(Last Updated On: May 29, 2019)
On May 17th, Brittany and I skied nearly a foot of fresh snow near Kebler Pass west of Crested Butte. As has often been the case during the spring of 2019, conditions would have been considered great at any time of year, let alone late spring. As good as it was, however, snow doesn’t tend to last long below treeline in May. We wanted to go higher, and in Crested Butte, that leaves few options, since most of the easily accessible mountains don’t break 13,000′. We talked to our friend Brennan Metzler in Summit County and eventually decided on the North facing Quandary Couloir on Quandary Peak, a line that’s been in the back of our heads for years.
Quandary Peak is an interesting mountain. On the one hand, an easy and safe winter route on a 14er means that crowds are the norm all year long. On the other hand, beyond the standard East ridge route there is a lot to be said for the mountain, from the challenging scramble of the West ridge, to the entry-level Cristo couloir (which isn’t really a couloir), to the routes that drop to the North, including the Quandary couloir.
Our friend Larry Fontaine joined us from Steamboat and we headed up the mountain with 50+ other people. I was glad I had ski crampons- the terrain isn’t that steep, but given all the people bootpacking, skinning, and snowshoeing up the peak, the snow surface wasn’t exactly uniform and grippy. It was windy, like it always is on this mountain. What is wasn’t, was snowy. The new snow that we skied in Crested Butte didn’t make it to Summit County, so we were left with a skiff of new snow on top of a frozen base. We can’t win them all, I guess.
We made our way to the top of the couloir a little ways down from the summit.
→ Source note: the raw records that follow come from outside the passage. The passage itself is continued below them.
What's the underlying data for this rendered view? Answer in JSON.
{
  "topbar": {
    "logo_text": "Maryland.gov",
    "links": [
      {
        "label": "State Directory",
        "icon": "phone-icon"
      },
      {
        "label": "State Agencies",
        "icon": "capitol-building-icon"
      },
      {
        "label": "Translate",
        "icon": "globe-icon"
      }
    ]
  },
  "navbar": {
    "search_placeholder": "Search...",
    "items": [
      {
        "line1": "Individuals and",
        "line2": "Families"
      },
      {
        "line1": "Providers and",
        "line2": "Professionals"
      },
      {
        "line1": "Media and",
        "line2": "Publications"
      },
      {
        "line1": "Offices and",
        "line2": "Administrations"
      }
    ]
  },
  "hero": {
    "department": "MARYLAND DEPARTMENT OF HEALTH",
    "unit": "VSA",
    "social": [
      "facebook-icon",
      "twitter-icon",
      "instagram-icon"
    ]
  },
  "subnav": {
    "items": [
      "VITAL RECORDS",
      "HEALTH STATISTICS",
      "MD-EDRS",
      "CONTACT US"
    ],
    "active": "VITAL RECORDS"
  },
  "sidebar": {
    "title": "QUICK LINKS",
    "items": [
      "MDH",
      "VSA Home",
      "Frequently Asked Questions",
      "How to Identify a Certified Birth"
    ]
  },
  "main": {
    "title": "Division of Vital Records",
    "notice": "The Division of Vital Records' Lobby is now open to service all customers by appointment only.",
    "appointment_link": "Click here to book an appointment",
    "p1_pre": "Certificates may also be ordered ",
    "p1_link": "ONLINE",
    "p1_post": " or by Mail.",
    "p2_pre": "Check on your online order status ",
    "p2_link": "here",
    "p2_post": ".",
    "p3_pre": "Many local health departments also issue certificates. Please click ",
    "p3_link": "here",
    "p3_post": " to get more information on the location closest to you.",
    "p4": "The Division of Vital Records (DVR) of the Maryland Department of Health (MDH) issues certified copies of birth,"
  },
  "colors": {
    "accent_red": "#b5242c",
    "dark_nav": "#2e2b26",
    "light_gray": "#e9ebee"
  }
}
We had plenty of snow surfaces to choose from- stiff little windslabs, avalanche debris, icy hardpack, and the occasional chalky patch. Brennan:
The couloir itself is a long one- nearly 2,000 vertical feet with a handful of twists and turns along the way.
From the bottom of the couloir, it’s a bit of a slog back to the trailhead via McCullough Gulch. The good news, however, is that there are a lot of lines off this side of Quandary which are worth exploring:
While we didn’t get the few inches of fresh snow that we were hoping for, we did enjoy this line immensely. While it’s a bit harder than Cristo, it’s a good option for anyone looking for a bit more challenge, and a bit more aesthetic (and actual) couloir.